• WHAT YOU HAVE TO DO
Find the lines of data that contain the string "true", then list them.

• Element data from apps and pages
##########
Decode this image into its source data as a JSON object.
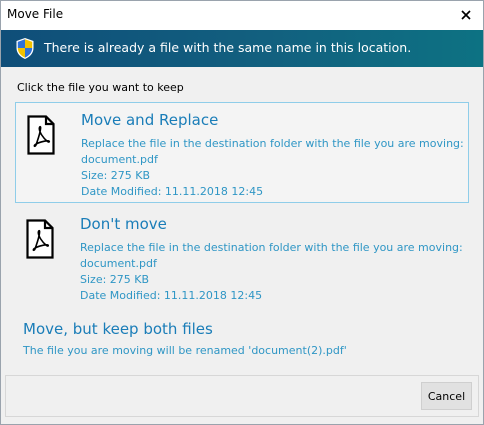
{
  "window": {
    "title": "Move File"
  },
  "banner": {
    "message": "There is already a file with the same name in this location."
  },
  "instruction": "Click the file you want to keep",
  "options": [
    {
      "title": "Move and Replace",
      "description": "Replace the file in the destination folder with the file you are moving:",
      "filename": "document.pdf",
      "size": "Size: 275 KB",
      "date_modified": "Date Modified: 11.11.2018 12:45",
      "selected": true
    },
    {
      "title": "Don't move",
      "description": "Replace the file in the destination folder with the file you are moving:",
      "filename": "document.pdf",
      "size": "Size: 275 KB",
      "date_modified": "Date Modified: 11.11.2018 12:45",
      "selected": false
    }
  ],
  "keep_both": {
    "title": "Move, but keep both files",
    "description": "The file you are moving will be renamed 'document(2).pdf'"
  },
  "footer": {
    "cancel_label": "Cancel"
  },
  "icons": {
    "close": "close-icon",
    "shield": "uac-shield-icon",
    "file": "pdf-file-icon"
  },
  "colors": {
    "link_blue": "#1a7db8",
    "detail_blue": "#2f96c5",
    "banner_start": "#0f4e79",
    "banner_end": "#0d7283",
    "selected_border": "#8fcde9"
  }
}
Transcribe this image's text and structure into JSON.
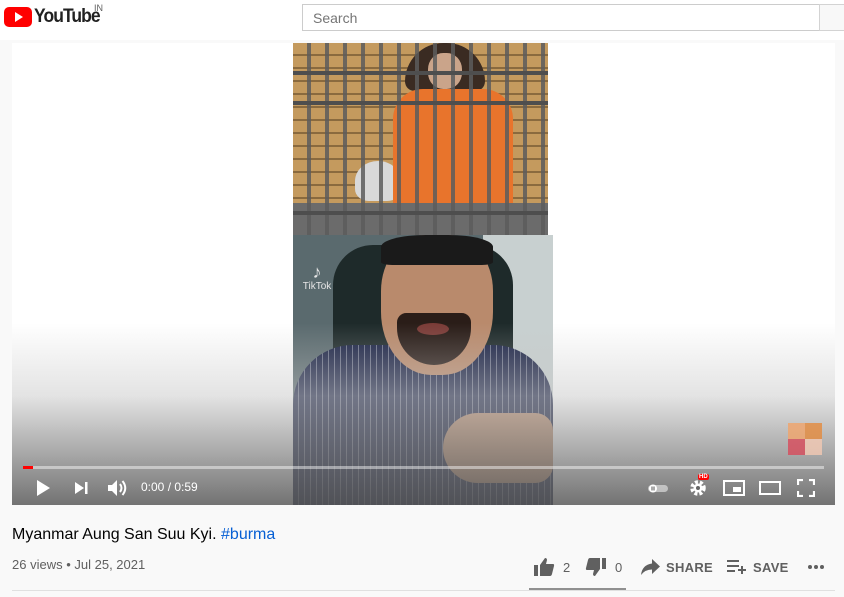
{
  "header": {
    "logo_text": "YouTube",
    "country_code": "IN",
    "search_placeholder": "Search"
  },
  "player": {
    "overlay_watermark": "TikTok",
    "time_display": "0:00 / 0:59",
    "progress_fraction": 0.013,
    "hd_badge": "HD"
  },
  "video": {
    "title": "Myanmar Aung San Suu Kyi.",
    "hashtag": "#burma",
    "views": "26 views",
    "separator": "•",
    "date": "Jul 25, 2021"
  },
  "actions": {
    "like_count": "2",
    "dislike_count": "0",
    "share_label": "SHARE",
    "save_label": "SAVE",
    "like_fraction": 1.0
  },
  "colors": {
    "brand_red": "#ff0000",
    "link_blue": "#065fd4",
    "meta_gray": "#606060"
  },
  "icons": [
    "youtube-logo-icon",
    "play-icon",
    "next-icon",
    "volume-icon",
    "autoplay-toggle-icon",
    "settings-gear-icon",
    "miniplayer-icon",
    "theater-mode-icon",
    "fullscreen-icon",
    "thumbs-up-icon",
    "thumbs-down-icon",
    "share-arrow-icon",
    "playlist-add-icon",
    "more-horiz-icon"
  ]
}
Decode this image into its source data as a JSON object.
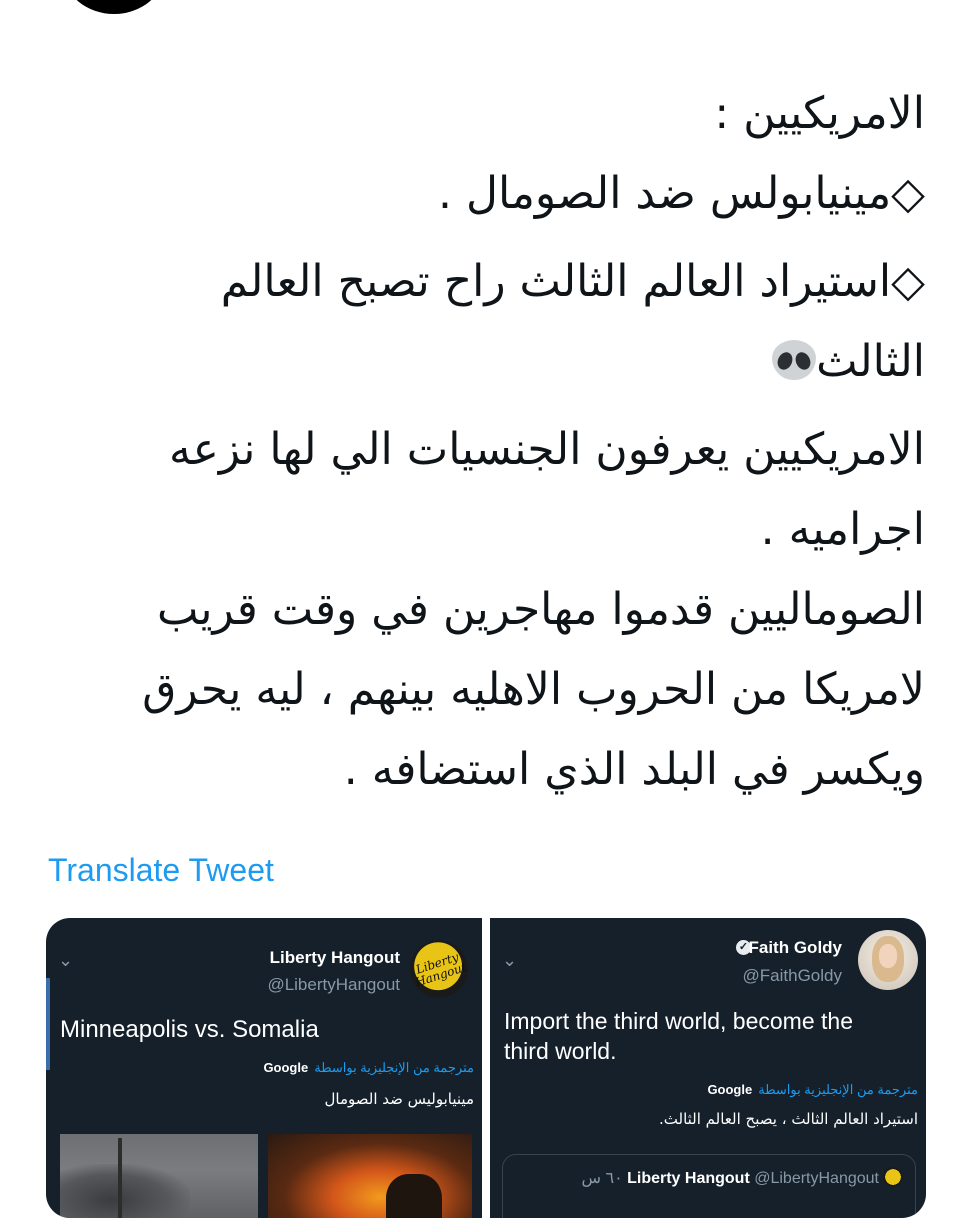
{
  "tweet": {
    "lines": [
      "الامريكيين :",
      "◇مينيابولس ضد الصومال .",
      "◇استيراد العالم الثالث راح تصبح العالم",
      "الثالث",
      "الامريكيين يعرفون الجنسيات الي لها نزعه",
      "اجراميه .",
      "الصوماليين قدموا مهاجرين في وقت قريب",
      "لامريكا من الحروب الاهليه بينهم ، ليه يحرق",
      "ويكسر في البلد الذي استضافه ."
    ],
    "translate_link": "Translate Tweet"
  },
  "media": {
    "left": {
      "name": "Liberty Hangout",
      "handle": "@LibertyHangout",
      "logo_text": "Liberty Hangout",
      "text": "Minneapolis vs. Somalia",
      "translated_by": "مترجمة من الإنجليزية بواسطة",
      "google": "Google",
      "translation": "مينيابوليس ضد الصومال"
    },
    "right": {
      "name": "Faith Goldy",
      "handle": "@FaithGoldy",
      "text_line1": "Import the third world, become the",
      "text_line2": "third world.",
      "translated_by": "مترجمة من الإنجليزية بواسطة",
      "google": "Google",
      "translation": "استيراد العالم الثالث ، يصبح العالم الثالث.",
      "quote_name": "Liberty Hangout",
      "quote_handle": "@LibertyHangout",
      "quote_time": "٦٠ س"
    }
  },
  "icons": {
    "bullet": "diamond-outline",
    "alien": "alien-emoji",
    "verified": "verified-badge",
    "chevron": "chevron-down"
  }
}
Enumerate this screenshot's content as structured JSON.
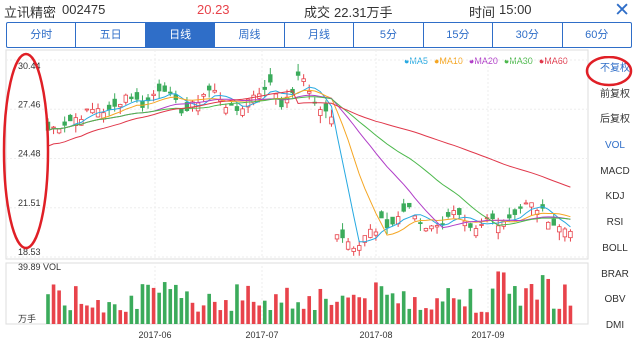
{
  "header": {
    "stock_name": "立讯精密",
    "stock_code": "002475",
    "price": "20.23",
    "volume_label": "成交",
    "volume": "22.31万手",
    "time_label": "时间",
    "time": "15:00",
    "close_icon": "close-icon"
  },
  "tabs": [
    "分时",
    "五日",
    "日线",
    "周线",
    "月线",
    "5分",
    "15分",
    "30分",
    "60分"
  ],
  "active_tab": "日线",
  "side_buttons": [
    "不复权",
    "前复权",
    "后复权",
    "VOL",
    "MACD",
    "KDJ",
    "RSI",
    "BOLL",
    "BRAR",
    "OBV",
    "DMI"
  ],
  "legend": [
    {
      "label": "MA5",
      "color": "#27a9e1"
    },
    {
      "label": "MA10",
      "color": "#f5a623"
    },
    {
      "label": "MA20",
      "color": "#b03ec8"
    },
    {
      "label": "MA30",
      "color": "#4cb84c"
    },
    {
      "label": "MA60",
      "color": "#e0384b"
    }
  ],
  "colors": {
    "up": "#e8434b",
    "down": "#3bab5b",
    "accent": "#2f6ec8",
    "highlight": "#e01f26"
  },
  "chart_data": {
    "type": "candlestick",
    "price_axis": [
      "30.44",
      "27.46",
      "24.48",
      "21.51",
      "18.53"
    ],
    "ylim": [
      18.53,
      30.44
    ],
    "volume_axis_max": "39.89",
    "volume_label": "VOL",
    "volume_unit": "万手",
    "x_ticks": [
      "2017-06",
      "2017-07",
      "2017-08",
      "2017-09"
    ]
  }
}
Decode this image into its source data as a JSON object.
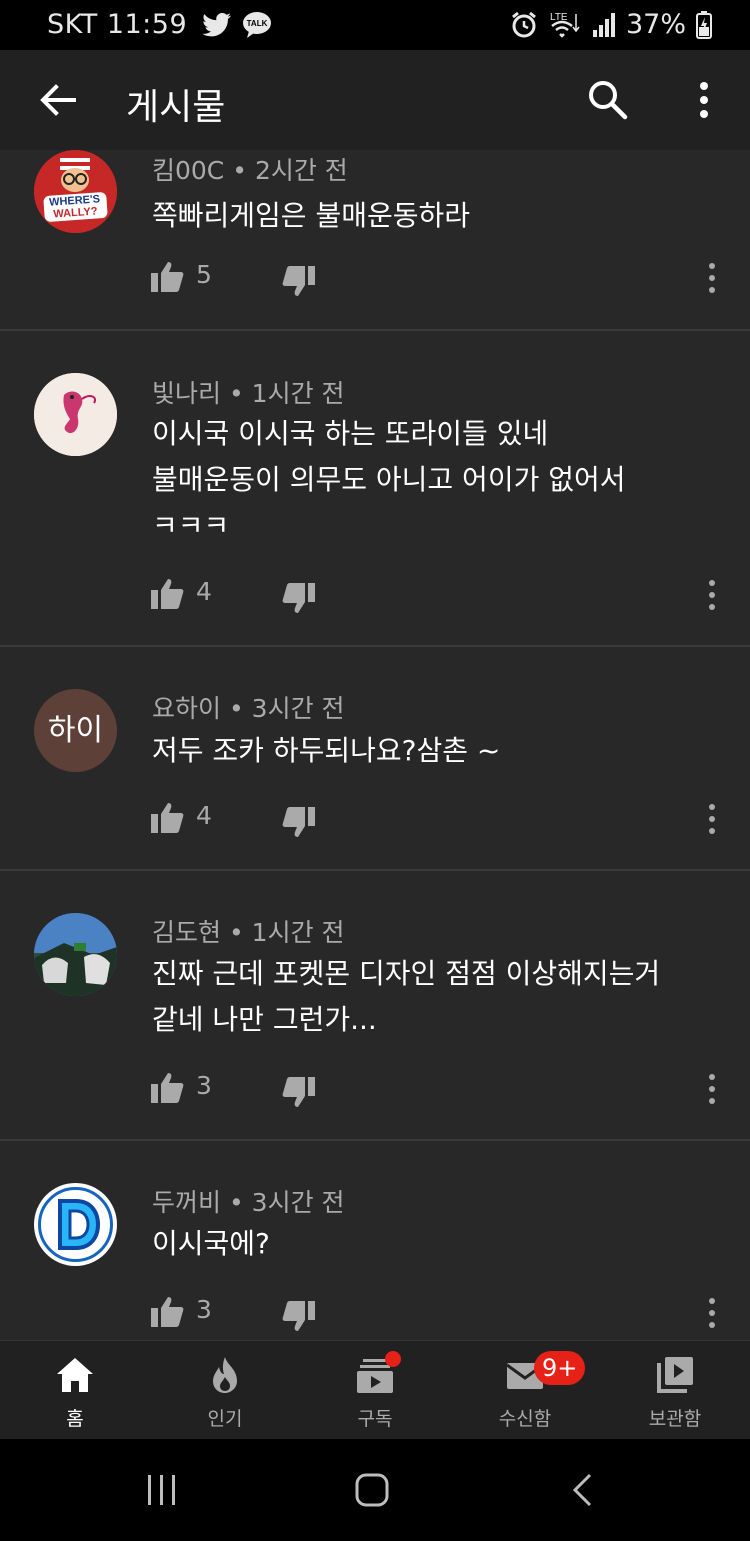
{
  "status_bar": {
    "carrier_time": "SKT 11:59",
    "battery": "37%",
    "network": "LTE"
  },
  "app_bar": {
    "title": "게시물"
  },
  "comments": [
    {
      "author": "킴00C",
      "time": "2시간 전",
      "text": [
        "쪽빠리게임은 불매운동하라"
      ],
      "likes": "5",
      "avatar": "wheres-wally-avatar"
    },
    {
      "author": "빛나리",
      "time": "1시간 전",
      "text": [
        "이시국 이시국 하는 또라이들 있네",
        "불매운동이 의무도 아니고 어이가 없어서",
        "ㅋㅋㅋ"
      ],
      "likes": "4",
      "avatar": "seahorse-avatar"
    },
    {
      "author": "요하이",
      "time": "3시간 전",
      "text": [
        "저두 조카 하두되나요?삼촌 ~"
      ],
      "likes": "4",
      "avatar": "text-avatar",
      "avatar_text": "하이",
      "avatar_color": "#5d4037"
    },
    {
      "author": "김도현",
      "time": "1시간 전",
      "text": [
        "진짜 근데 포켓몬 디자인 점점 이상해지는거",
        "같네 나만 그런가..."
      ],
      "likes": "3",
      "avatar": "photo-avatar"
    },
    {
      "author": "두꺼비",
      "time": "3시간 전",
      "text": [
        "이시국에?"
      ],
      "likes": "3",
      "avatar": "letter-d-avatar",
      "avatar_text": "D"
    }
  ],
  "meta_separator": "•",
  "bottom_nav": [
    {
      "label": "홈",
      "icon": "home-icon",
      "active": true
    },
    {
      "label": "인기",
      "icon": "flame-icon",
      "active": false
    },
    {
      "label": "구독",
      "icon": "subscriptions-icon",
      "active": false,
      "dot": true
    },
    {
      "label": "수신함",
      "icon": "mail-icon",
      "active": false,
      "badge": "9+"
    },
    {
      "label": "보관함",
      "icon": "library-icon",
      "active": false
    }
  ],
  "colors": {
    "background": "#282828",
    "app_bar": "#212121",
    "badge": "#e62117",
    "secondary_text": "#aaaaaa"
  }
}
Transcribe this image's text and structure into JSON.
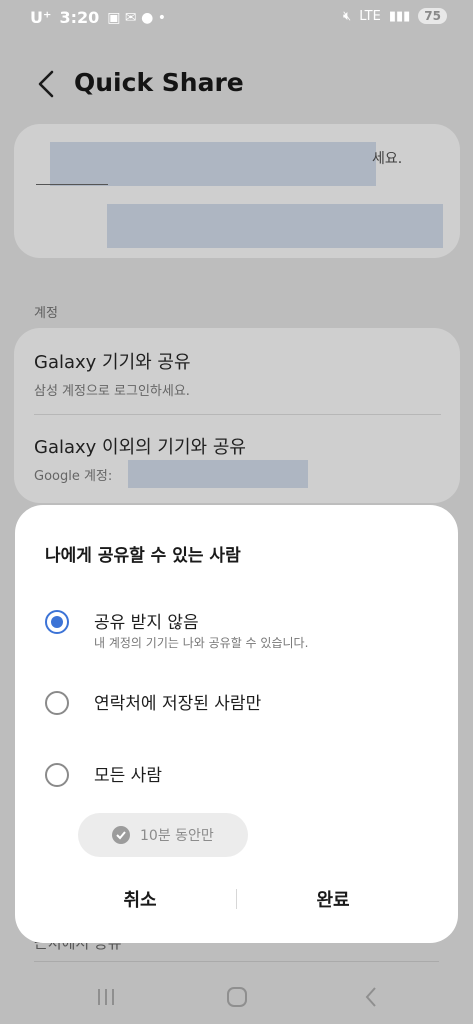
{
  "status_bar": {
    "carrier": "U⁺",
    "time": "3:20",
    "network": "LTE",
    "battery": "75"
  },
  "header": {
    "title": "Quick Share"
  },
  "info_card": {
    "visible_suffix": "세요."
  },
  "account_section": {
    "label": "계정",
    "items": [
      {
        "title": "Galaxy 기기와 공유",
        "subtitle": "삼성 계정으로 로그인하세요."
      },
      {
        "title": "Galaxy 이외의 기기와 공유",
        "subtitle": "Google 계정:"
      }
    ]
  },
  "peek_text": "근처에서 공유",
  "dialog": {
    "title": "나에게 공유할 수 있는 사람",
    "options": [
      {
        "label": "공유 받지 않음",
        "sublabel": "내 계정의 기기는 나와 공유할 수 있습니다.",
        "selected": true
      },
      {
        "label": "연락처에 저장된 사람만",
        "selected": false
      },
      {
        "label": "모든 사람",
        "selected": false
      }
    ],
    "timer_chip": "10분 동안만",
    "cancel": "취소",
    "done": "완료"
  },
  "colors": {
    "accent": "#3c73d6",
    "overlay_bg": "#bdbdbd",
    "redaction": "#aeb6c2"
  }
}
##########
• EXERCISE ANSWER
      "selected": true
      "active": true
      "dot": true
        "selected": true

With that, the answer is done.